App and web page records
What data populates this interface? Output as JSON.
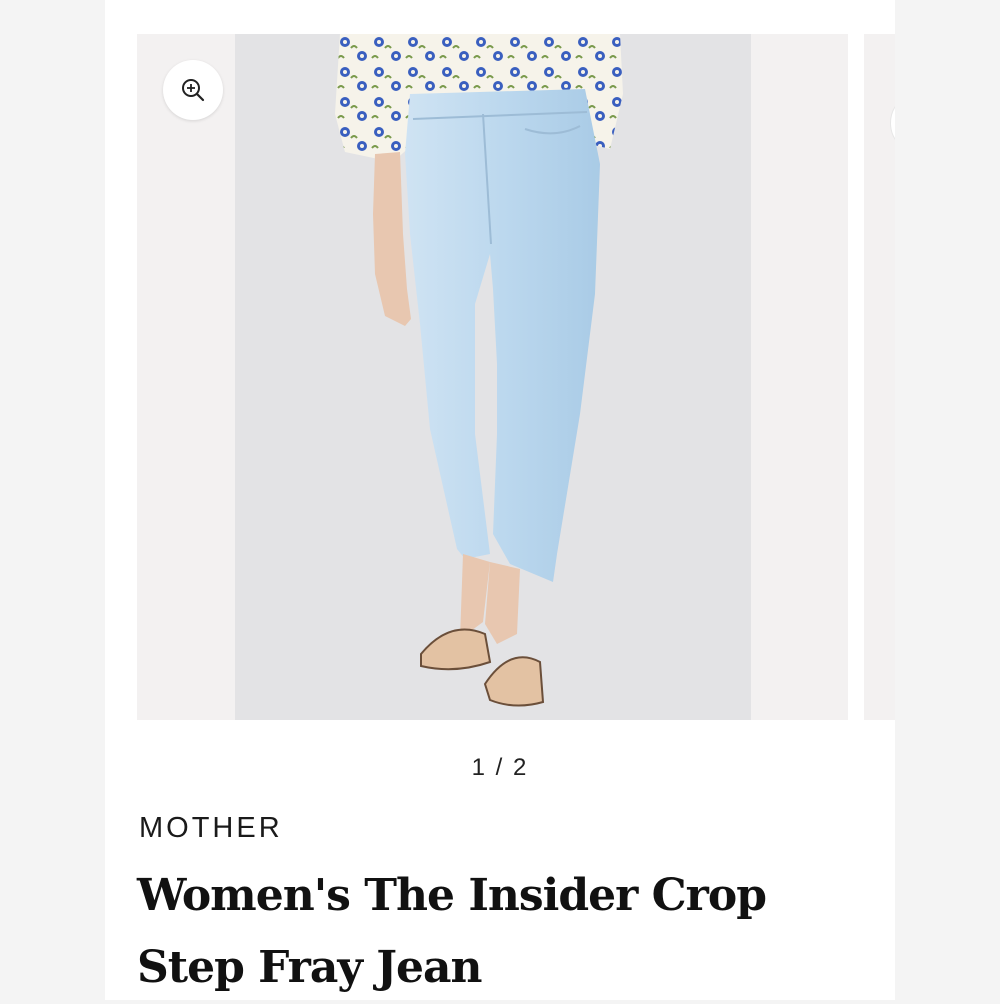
{
  "gallery": {
    "counter": "1 / 2",
    "zoom_icon": "zoom-in-icon"
  },
  "product": {
    "brand": "MOTHER",
    "title": "Women's The Insider Crop Step Fray Jean"
  },
  "colors": {
    "denim": "#bcd8ee",
    "top_pattern": "#3a5fbf",
    "sandal": "#e3c2a3"
  }
}
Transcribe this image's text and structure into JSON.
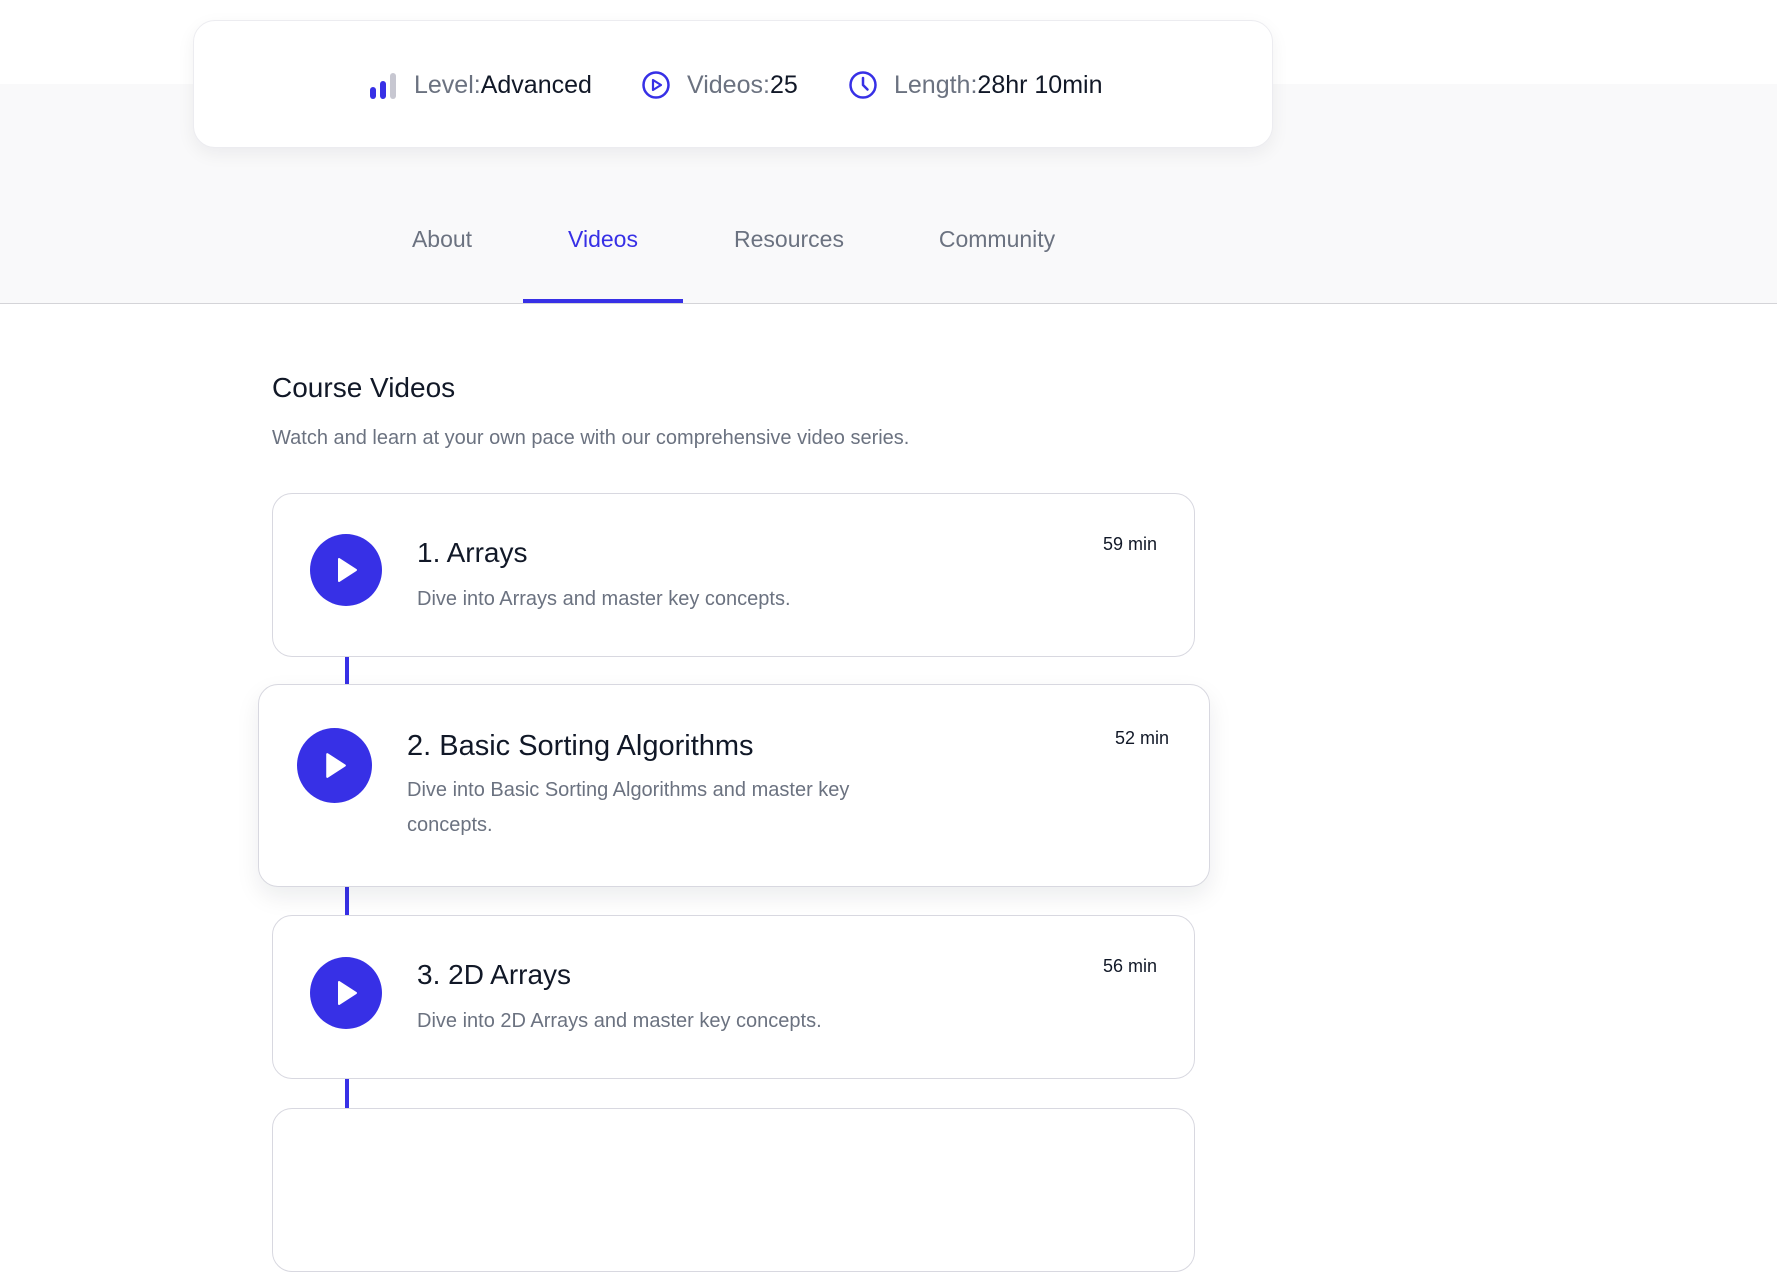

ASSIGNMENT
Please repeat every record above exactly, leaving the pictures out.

FINAL ANSWER
What data populates this interface? Output as JSON.
{
  "gallery": {
    "counter": "1 / 2",
    "zoom_icon": "zoom-in-icon"
  },
  "product": {
    "brand": "MOTHER",
    "title": "Women's The Insider Crop Step Fray Jean"
  },
  "colors": {
    "denim": "#bcd8ee",
    "top_pattern": "#3a5fbf",
    "sandal": "#e3c2a3"
  }
}
Transcribe this image's text and structure into JSON.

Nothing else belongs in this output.